  A rape-seed field held around 500 Greylags and 20 Canada Geese, plus 25 White-fronts and five Tundra Bean Geese, while amongst 120 Mute Swans were five Bewick`s Swans, although there could've been a few more in an adjacent field which was difficult to view without flushing the lot.

                                Midley drying barns

  On the way back to the coast I drove passed Midley to check on the bird feeders where the usual Tree Sparrows, finches, tits and the like were feasting on seeds and nuts. Further along the lane by the drying barns I was reminded of the down side of humanity when confronted with a fly-tipped load of freshly dumped building materials. I had a look through to see if there was anything of a personal nature in the rubbish in an attempt to identify who`d done the dirty deed, but could find none, and reported it to Shepway DC via their website when I got home.
  This kind of incident is becoming more and more common across the Marsh and there doesn't seem to be any way of preventing it, particularly in remote spots such as Midley, although I`m sure a more thorough analysis of fly-tipped stuff would better the chance of nailing the perpetrators. Apparently, the Magistrate Courts can dish out a maximum £50,000 fine or 12 months in prison (I wonder how often that is dished out?) and in exceptional cases, crush the vehicle (which is probably hardly ever done).

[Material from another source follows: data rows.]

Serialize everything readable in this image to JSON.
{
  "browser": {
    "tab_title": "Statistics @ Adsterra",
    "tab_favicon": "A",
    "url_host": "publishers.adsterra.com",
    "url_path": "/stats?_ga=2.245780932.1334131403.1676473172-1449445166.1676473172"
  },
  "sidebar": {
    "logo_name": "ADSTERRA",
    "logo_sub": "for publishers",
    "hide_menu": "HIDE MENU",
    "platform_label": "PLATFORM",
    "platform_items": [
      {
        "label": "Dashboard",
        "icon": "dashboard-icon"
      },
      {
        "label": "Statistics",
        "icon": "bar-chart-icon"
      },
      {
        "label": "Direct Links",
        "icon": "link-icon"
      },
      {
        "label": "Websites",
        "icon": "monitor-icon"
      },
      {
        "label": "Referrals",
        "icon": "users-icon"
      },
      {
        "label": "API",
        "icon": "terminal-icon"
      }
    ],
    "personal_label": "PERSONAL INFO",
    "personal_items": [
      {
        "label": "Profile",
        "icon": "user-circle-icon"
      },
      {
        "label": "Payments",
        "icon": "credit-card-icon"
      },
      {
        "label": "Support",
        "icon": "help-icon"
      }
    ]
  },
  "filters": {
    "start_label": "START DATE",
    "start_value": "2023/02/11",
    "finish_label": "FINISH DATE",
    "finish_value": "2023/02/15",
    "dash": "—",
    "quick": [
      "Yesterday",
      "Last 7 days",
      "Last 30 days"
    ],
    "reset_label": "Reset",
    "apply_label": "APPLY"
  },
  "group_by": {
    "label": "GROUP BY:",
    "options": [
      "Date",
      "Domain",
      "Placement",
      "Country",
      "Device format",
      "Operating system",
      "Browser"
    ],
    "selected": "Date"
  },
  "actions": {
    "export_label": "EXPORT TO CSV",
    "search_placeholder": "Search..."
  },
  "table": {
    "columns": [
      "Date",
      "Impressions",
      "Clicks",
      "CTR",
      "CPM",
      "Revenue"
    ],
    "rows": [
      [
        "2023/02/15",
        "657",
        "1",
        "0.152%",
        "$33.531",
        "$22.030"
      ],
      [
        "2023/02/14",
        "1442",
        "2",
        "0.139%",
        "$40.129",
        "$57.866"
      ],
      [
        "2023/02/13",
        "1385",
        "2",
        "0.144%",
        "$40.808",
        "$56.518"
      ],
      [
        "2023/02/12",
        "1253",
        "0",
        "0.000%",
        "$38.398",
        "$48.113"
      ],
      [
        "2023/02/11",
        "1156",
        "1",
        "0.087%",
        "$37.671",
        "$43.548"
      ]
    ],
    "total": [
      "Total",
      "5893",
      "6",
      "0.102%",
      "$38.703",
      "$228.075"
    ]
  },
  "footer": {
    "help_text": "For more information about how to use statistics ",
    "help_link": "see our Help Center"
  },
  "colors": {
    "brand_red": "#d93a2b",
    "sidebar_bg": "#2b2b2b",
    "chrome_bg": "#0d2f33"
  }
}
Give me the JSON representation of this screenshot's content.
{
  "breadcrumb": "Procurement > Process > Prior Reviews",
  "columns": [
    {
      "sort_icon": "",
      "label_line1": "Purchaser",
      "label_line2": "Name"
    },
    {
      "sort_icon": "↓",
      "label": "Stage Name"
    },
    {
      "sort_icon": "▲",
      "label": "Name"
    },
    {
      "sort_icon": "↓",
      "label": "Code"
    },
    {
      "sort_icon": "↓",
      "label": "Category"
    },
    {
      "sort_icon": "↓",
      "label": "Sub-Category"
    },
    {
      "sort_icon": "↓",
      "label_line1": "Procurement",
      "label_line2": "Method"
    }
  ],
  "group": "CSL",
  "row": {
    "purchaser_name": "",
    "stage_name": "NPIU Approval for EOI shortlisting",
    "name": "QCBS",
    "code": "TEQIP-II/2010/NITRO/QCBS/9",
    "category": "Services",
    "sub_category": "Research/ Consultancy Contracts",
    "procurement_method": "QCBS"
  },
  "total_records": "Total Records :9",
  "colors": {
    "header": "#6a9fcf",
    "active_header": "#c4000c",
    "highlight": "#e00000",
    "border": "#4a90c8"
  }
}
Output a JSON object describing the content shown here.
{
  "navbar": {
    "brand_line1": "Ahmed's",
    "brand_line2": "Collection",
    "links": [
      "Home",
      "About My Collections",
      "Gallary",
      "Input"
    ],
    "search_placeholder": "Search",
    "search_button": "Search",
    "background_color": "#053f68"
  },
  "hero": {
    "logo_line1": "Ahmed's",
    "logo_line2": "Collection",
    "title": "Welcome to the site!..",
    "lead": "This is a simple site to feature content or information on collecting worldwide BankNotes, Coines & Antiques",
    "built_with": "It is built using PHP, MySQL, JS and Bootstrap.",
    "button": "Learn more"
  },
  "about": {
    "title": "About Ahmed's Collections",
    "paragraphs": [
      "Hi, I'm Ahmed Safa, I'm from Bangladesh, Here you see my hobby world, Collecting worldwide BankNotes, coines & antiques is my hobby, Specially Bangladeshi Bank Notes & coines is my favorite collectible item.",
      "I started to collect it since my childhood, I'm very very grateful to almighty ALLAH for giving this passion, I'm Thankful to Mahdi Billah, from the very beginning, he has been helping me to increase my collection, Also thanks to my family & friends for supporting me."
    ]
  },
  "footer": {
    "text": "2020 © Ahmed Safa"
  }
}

  1. The fly tip looks like the bird observatory kitchen c1977

  2. Fly-tipping is a normal part of the scenery now along the Harty Road on Sheppey.

    1. Just back from the Island Derek, I see what you mean about fly-tipping, its grim. However, we had a terrific days birding, see the latest post for details.

  3. Paul ,
    I agree with all you say re. fly tipping , but my own effort to get the persons responsible for a tip in a local car park produced less than expected . I was in woodland adjacent to the car park and heard a tipper truck come to a halt and the load being tipped . Through the trees , I managed to photograph the act , along with a close up of the number plate . I contacted the local council and an investigator came to my house and took a statement and copies of my photos and asked if I would be willing to attend court , to which I answered yes . Six months later and hearing nothing , I got back to the local council investigator who told me that the owner of the vehicle had said that he had let someone else use the vehicle on that day , and that nothing could be done about the situation . That was 3/4 years ago now , and nothing more has been heard from the council .
    Would I put myself out again ?

    1. That does seem ridiculous that the truck owner can`t be brought to book, even if someone else is driving it (a lie, of course). On a positive note the law was changed only last year, bringing in greater penalties. Personally, I`m all for crushing on a first offence. Keep the faith Greenie!